The panel is to focus on EPA's development of a rule that proposes to reduce GHG emissions, including methane, and VOCs under the agency's New Source Performance Standards for the oil and natural gas industry. Self-nominations should be submitted on the EPA website by Feb. 11.
The Obama administration on Jan. 14 issued a broad spectrum plan for the industry to cut methane emissions from new and modified sources by 40-45% below 2012 levels by 2025 (see Daily GPI, Jan. 14). The main regulatory proposals are expected to come from EPA this summer, followed by final regulations in 2016.
The EPA issued standards for VOCs from the oil and gas industry in 2012 (see Daily GPI, April 19, 2012). At the time, the EPA said it wanted to give the industry more time to meet the new requirements; the agency set a deadline of Jan. 1, 2015 -- for wells drilled after Aug. 23, 2011 -- to slash VOCs using a two-step process requiring flaring followed by "green completion" equipment to capture and sell the emissions.
The EPA said recently its VOC standards, once fully implemented, would reduce 190,000-290,000 tons of VOC, and methane emissions would decrease by an amount equivalent to 33 million tons of carbon pollution per year.

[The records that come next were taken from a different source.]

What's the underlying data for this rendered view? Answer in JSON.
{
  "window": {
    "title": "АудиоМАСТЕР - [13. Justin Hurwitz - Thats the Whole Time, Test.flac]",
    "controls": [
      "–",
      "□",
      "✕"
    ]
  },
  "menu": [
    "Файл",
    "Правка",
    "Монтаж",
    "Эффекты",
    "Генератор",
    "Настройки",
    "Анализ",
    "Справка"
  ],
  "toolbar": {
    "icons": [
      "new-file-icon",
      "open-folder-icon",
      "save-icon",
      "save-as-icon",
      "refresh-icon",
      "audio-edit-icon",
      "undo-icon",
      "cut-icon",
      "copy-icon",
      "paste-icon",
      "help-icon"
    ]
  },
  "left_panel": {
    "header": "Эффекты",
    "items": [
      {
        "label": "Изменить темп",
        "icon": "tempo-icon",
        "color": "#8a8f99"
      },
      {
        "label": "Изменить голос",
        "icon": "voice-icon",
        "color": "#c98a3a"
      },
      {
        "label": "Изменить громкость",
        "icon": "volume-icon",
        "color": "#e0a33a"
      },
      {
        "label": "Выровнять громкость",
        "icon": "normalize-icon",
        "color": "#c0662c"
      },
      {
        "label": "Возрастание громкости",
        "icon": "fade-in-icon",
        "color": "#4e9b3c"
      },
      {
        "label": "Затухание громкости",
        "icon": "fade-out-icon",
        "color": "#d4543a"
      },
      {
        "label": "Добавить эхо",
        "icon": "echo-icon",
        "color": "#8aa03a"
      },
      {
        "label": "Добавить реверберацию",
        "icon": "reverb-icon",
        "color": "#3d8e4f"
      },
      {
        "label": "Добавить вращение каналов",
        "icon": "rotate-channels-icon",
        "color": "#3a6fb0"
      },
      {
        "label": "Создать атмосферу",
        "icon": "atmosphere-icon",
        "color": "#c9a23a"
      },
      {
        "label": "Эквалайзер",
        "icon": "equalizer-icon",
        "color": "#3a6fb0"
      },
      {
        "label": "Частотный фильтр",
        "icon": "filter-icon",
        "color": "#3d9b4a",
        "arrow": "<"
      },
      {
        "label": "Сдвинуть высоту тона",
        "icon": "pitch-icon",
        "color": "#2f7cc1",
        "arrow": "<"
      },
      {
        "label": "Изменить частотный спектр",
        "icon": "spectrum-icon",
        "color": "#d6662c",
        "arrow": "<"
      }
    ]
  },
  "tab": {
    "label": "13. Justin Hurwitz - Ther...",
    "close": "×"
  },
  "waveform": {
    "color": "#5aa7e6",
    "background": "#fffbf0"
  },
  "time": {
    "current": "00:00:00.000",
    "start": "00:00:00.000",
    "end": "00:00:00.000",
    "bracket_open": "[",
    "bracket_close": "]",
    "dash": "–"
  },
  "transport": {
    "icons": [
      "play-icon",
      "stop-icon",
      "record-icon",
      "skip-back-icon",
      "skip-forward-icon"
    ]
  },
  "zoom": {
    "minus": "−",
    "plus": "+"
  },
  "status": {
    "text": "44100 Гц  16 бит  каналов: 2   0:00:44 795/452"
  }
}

Last April, the EPA released five technical papers on methane and VOC emissions from the oil and gas industry (see Daily GPI, April 15, 2014). The papers summarized the agency's research to date on compressor stations; completions and production from hydraulically fractured wells; leaks; liquid unloading, and pneumatic devices. EPA used the papers, along with the input received from the peer reviewers and the public, to identify potential common sense, cost-effective approaches to achieve emission reduction from these sources," the agency said.